Data Deficient Species you have probably never heard about!
One of the first things you need for conserving a species, is knowing whether it is threatened or not. The most widely-accepted way of determining the extinction risk of a species is the methodology used by the IUCN Red List of Threatened Species. An animal or plant is assessed against 5 Criteria which look at population parameters such as distribution, population size and trend, reduction in numbers or habitat, and continuing decline due to ongoing threats. Based on the available information a species is assigned a category of threat – from Least Concern to Critically Endangered. You can find out more about these categories and criteria here.
However, you need data about the population of a species to apply this methodology, and there are many species out there that have simply not been researched enough, and very little is known about them. These species are often classified as Data Deficient (DD). There are currently more than 13,000 species assessed as DD on the global Red List, and it is highly likely that many of those are threatened. Here are 10 examples of DD species which you might have never heard about:
1. Snow Mountain Robin (Petroica archboldi)

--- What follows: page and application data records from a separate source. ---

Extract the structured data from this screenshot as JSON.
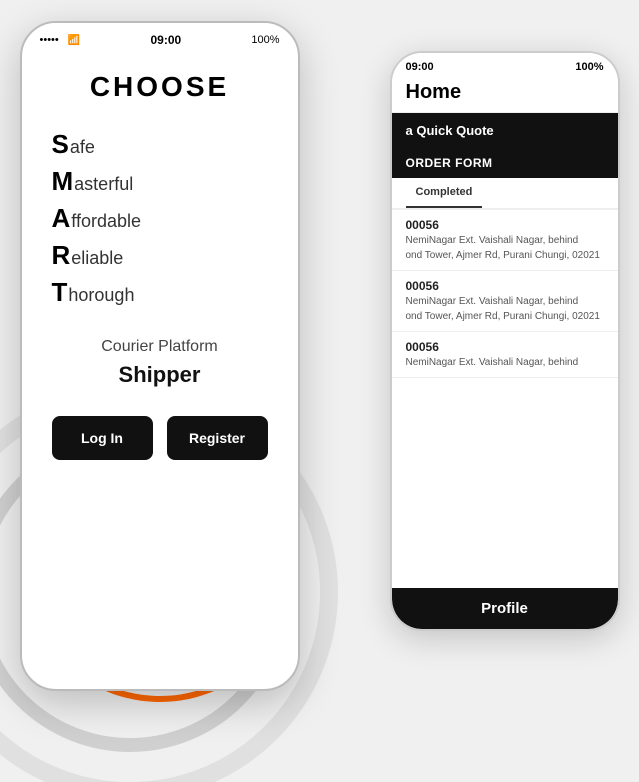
{
  "scene": {
    "background_color": "#f0f0f0"
  },
  "front_phone": {
    "status_bar": {
      "dots": "•••••",
      "signal": "▲",
      "wifi": "wifi",
      "time": "09:00",
      "battery": "100%"
    },
    "app_title": "CHOOSE",
    "smart_items": [
      {
        "letter": "S",
        "rest": "afe"
      },
      {
        "letter": "M",
        "rest": "asterful"
      },
      {
        "letter": "A",
        "rest": "ffordable"
      },
      {
        "letter": "R",
        "rest": "eliable"
      },
      {
        "letter": "T",
        "rest": "horough"
      }
    ],
    "courier_platform": "Courier Platform",
    "shipper": "Shipper",
    "login_label": "Log In",
    "register_label": "Register"
  },
  "back_phone": {
    "status_bar": {
      "time": "09:00",
      "battery": "100%"
    },
    "header": "Home",
    "quick_quote_label": "a Quick Quote",
    "order_form_label": "ORDER FORM",
    "tabs": [
      {
        "label": "Completed",
        "active": true
      }
    ],
    "orders": [
      {
        "id": "00056",
        "from": "NemiNagar Ext. Vaishali Nagar, behind",
        "to": "ond Tower, Ajmer Rd, Purani Chungi, 02021"
      },
      {
        "id": "00056",
        "from": "NemiNagar Ext. Vaishali Nagar, behind",
        "to": "ond Tower, Ajmer Rd, Purani Chungi, 02021"
      },
      {
        "id": "00056",
        "from": "NemiNagar Ext. Vaishali Nagar, behind",
        "to": ""
      }
    ],
    "footer_label": "Profile"
  }
}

This small bird is endemic to West Papua in Indonesia, and is found high up above the tree line, at altitudes around 4,000 m above sea level. It is one of only 61 birds assessed as DD at present. This species was originally described as abundant, and given that it is found at such high altitudes its habitat may not be immediately threatened. However, climate change could be a future threat to this species, since global warming could lead to suitable habitat shifting upwards. Scientists have recommended surveys of suitable mountain peak habitats within the species’ range and research into the ecological requirements and threats to the Snow Mountain Robin!